Forty years ago, in February 1976, the first ever African American History Month was observed. Making this month the 40th anniversary. The entire month of February is dedicated to what Library of Congress calls, “paying tribute to the generations of African Americans who struggled with adversity to achieve full citizenship in American society.”

In the 1920’s, Carter G. Woodson, hoped to raise awareness of African American’s contributions to civilization and society, so he founded an organization: Association for the Study of Negro Life and History (ASNLH).

This organization announced Negro History Week in 1925. The event was first celebrated during a week in February 1926. Making this year the historic 90th anniversary. The response from this event was overwhelming: Black history clubs began, some schools included it in their curriculum and many people, of all ethnicities, endorsed the ideas that African Americans made important contributions to society.

By 1976, the observance was expanded to the cover the whole month of February. By this time, the nation had come to recognize the importance of African American contributions and achievements to the American story.

In the past, Stuart High School has been known as one of the most diverse schools Fairfax County. While the school is not doing anything specific to celebrate this month, many people in the school are. Freshman Julia Clark thinks it is important the our school recognizes this month,

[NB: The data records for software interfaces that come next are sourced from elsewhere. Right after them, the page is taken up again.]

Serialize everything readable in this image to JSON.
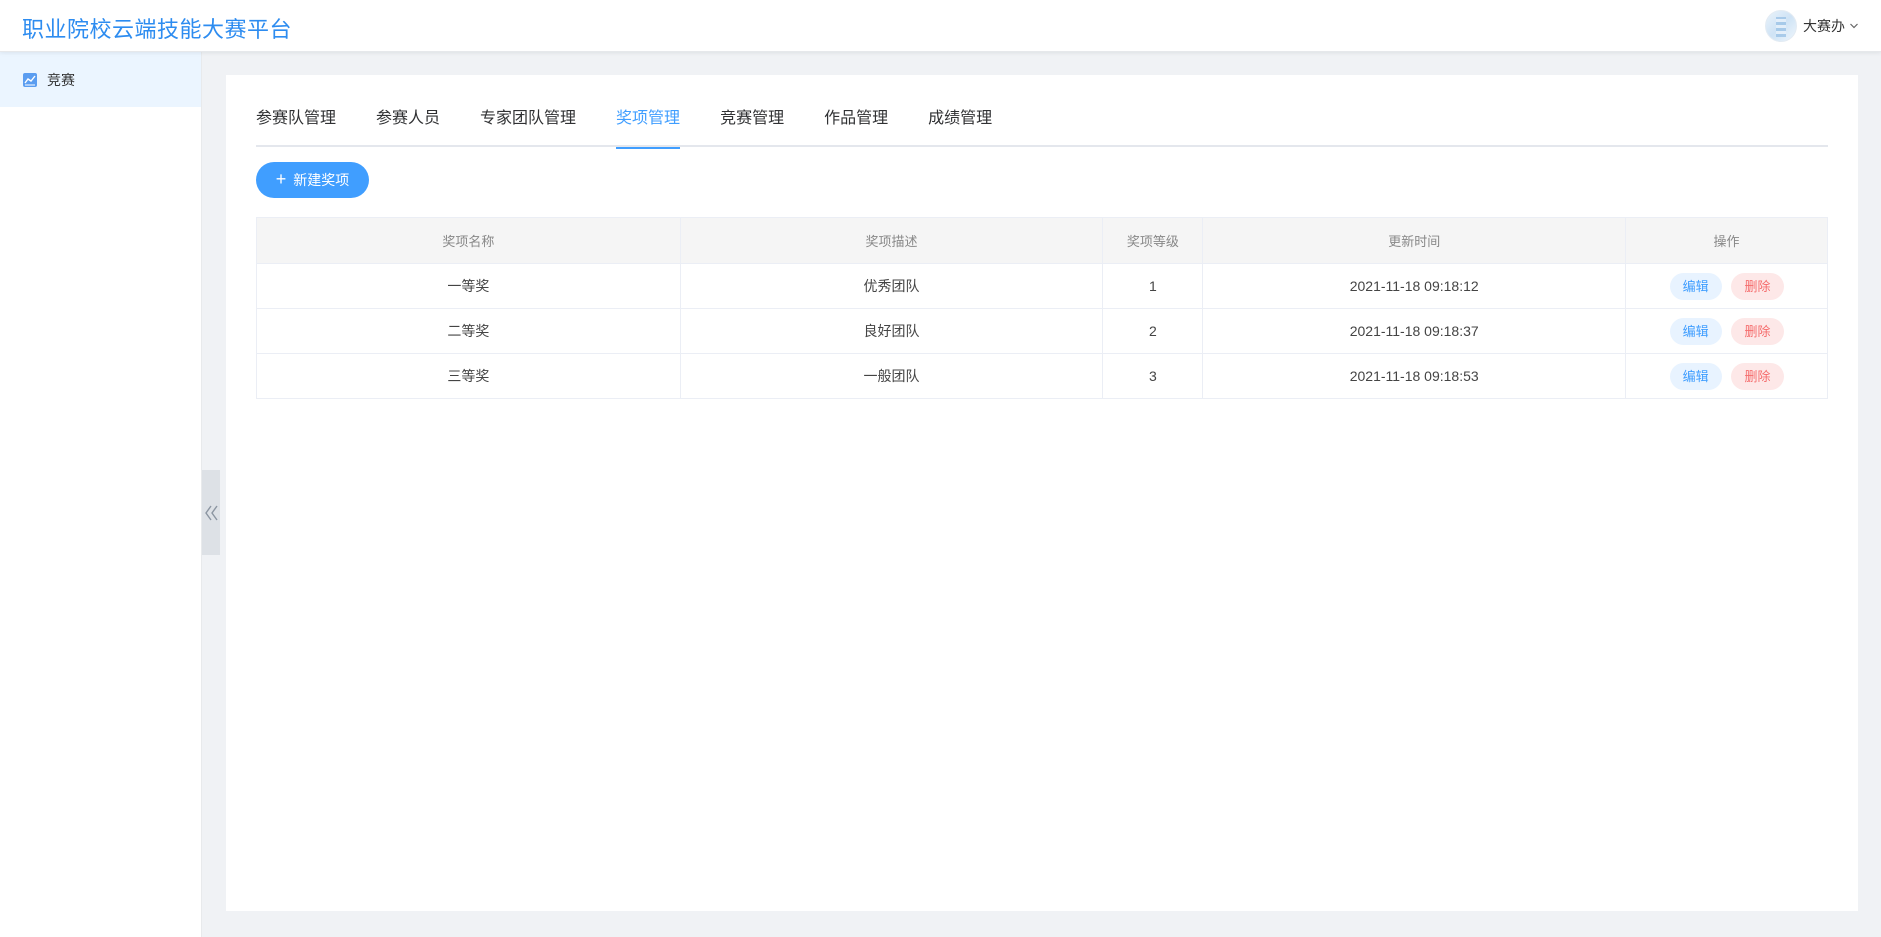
{
  "app": {
    "title": "职业院校云端技能大赛平台"
  },
  "user": {
    "name": "大赛办"
  },
  "sidebar": {
    "items": [
      {
        "label": "竞赛",
        "icon": "chart-icon"
      }
    ]
  },
  "tabs": [
    {
      "label": "参赛队管理",
      "active": false
    },
    {
      "label": "参赛人员",
      "active": false
    },
    {
      "label": "专家团队管理",
      "active": false
    },
    {
      "label": "奖项管理",
      "active": true
    },
    {
      "label": "竞赛管理",
      "active": false
    },
    {
      "label": "作品管理",
      "active": false
    },
    {
      "label": "成绩管理",
      "active": false
    }
  ],
  "toolbar": {
    "new_label": "新建奖项"
  },
  "table": {
    "columns": [
      "奖项名称",
      "奖项描述",
      "奖项等级",
      "更新时间",
      "操作"
    ],
    "rows": [
      {
        "name": "一等奖",
        "desc": "优秀团队",
        "level": "1",
        "updated": "2021-11-18 09:18:12"
      },
      {
        "name": "二等奖",
        "desc": "良好团队",
        "level": "2",
        "updated": "2021-11-18 09:18:37"
      },
      {
        "name": "三等奖",
        "desc": "一般团队",
        "level": "3",
        "updated": "2021-11-18 09:18:53"
      }
    ],
    "actions": {
      "edit": "编辑",
      "delete": "删除"
    }
  },
  "colors": {
    "accent": "#409eff",
    "title": "#2d8cf0",
    "danger": "#f56c6c"
  }
}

Because as one of the most diverse school in the county it is essential we celebrate the culture that our namesake fought to oppress. One way I celebrate it is by saying that its African American History Month over and over again, to let people know that is happening.”

Former President Gerald Ford urged Americans to “seize the opportunity to honor the too-often neglected accomplishments of black Americans in every area of endeavor throughout our history.”

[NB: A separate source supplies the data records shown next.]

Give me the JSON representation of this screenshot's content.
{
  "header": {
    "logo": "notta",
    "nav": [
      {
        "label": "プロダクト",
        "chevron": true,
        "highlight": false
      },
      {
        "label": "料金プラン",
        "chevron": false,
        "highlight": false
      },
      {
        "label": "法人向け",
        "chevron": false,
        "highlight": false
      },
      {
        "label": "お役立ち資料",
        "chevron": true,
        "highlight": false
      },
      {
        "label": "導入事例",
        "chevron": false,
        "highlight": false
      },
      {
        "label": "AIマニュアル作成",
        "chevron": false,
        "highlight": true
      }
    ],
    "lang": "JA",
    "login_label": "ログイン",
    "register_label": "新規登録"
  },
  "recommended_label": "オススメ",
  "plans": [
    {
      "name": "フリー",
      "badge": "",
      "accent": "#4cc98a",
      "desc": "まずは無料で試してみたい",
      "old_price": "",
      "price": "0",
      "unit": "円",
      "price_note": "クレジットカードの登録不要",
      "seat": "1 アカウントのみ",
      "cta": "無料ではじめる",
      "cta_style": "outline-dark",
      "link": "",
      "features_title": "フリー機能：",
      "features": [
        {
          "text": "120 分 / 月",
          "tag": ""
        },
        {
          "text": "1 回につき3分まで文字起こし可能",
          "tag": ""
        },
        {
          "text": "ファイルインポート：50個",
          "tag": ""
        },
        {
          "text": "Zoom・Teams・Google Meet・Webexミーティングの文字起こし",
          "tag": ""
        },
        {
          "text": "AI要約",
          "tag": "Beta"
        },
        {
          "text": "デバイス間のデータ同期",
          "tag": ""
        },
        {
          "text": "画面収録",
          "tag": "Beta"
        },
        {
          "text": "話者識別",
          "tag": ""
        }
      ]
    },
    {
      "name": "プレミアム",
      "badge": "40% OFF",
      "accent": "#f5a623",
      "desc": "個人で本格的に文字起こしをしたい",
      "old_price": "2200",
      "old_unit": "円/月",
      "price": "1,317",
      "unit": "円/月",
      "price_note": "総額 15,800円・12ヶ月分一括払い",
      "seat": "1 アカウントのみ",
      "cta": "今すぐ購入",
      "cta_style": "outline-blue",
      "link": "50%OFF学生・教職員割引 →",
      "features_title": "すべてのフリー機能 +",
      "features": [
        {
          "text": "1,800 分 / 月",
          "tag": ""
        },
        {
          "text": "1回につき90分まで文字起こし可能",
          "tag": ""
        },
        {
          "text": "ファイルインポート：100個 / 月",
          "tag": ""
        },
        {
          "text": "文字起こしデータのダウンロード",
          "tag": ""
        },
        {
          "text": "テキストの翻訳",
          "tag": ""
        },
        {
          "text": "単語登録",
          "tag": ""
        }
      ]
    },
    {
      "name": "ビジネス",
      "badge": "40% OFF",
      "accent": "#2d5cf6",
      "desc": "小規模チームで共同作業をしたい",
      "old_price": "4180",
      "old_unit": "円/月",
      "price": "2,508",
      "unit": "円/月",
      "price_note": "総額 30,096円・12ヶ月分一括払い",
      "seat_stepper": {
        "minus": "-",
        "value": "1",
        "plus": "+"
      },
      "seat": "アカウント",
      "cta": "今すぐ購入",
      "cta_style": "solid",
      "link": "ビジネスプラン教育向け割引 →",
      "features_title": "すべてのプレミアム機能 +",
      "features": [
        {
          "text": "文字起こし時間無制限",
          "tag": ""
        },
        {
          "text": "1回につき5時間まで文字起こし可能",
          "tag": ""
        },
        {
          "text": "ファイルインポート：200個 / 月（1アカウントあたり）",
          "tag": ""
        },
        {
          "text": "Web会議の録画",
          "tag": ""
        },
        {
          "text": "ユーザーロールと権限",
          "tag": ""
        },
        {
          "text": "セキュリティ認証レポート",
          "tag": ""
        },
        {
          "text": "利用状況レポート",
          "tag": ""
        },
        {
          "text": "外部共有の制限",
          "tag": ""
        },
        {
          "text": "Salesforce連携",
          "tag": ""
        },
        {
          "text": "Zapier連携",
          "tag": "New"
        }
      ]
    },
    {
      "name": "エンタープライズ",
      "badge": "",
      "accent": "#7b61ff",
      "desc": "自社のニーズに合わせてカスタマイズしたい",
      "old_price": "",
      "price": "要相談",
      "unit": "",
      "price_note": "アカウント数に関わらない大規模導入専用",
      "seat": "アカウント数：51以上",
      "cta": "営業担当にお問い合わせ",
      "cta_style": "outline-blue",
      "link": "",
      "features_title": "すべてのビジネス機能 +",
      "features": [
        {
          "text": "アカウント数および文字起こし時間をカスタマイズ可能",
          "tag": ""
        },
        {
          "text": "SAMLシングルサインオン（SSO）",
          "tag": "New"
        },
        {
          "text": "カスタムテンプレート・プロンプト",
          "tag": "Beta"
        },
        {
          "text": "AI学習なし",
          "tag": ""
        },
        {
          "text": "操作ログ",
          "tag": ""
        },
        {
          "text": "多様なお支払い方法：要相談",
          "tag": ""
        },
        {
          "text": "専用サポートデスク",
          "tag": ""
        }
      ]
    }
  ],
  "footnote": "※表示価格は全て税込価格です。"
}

Fairfax County Public Schools said this month is an, “Opportunity to discuss the contributions of African-Americans to the development of the United States.”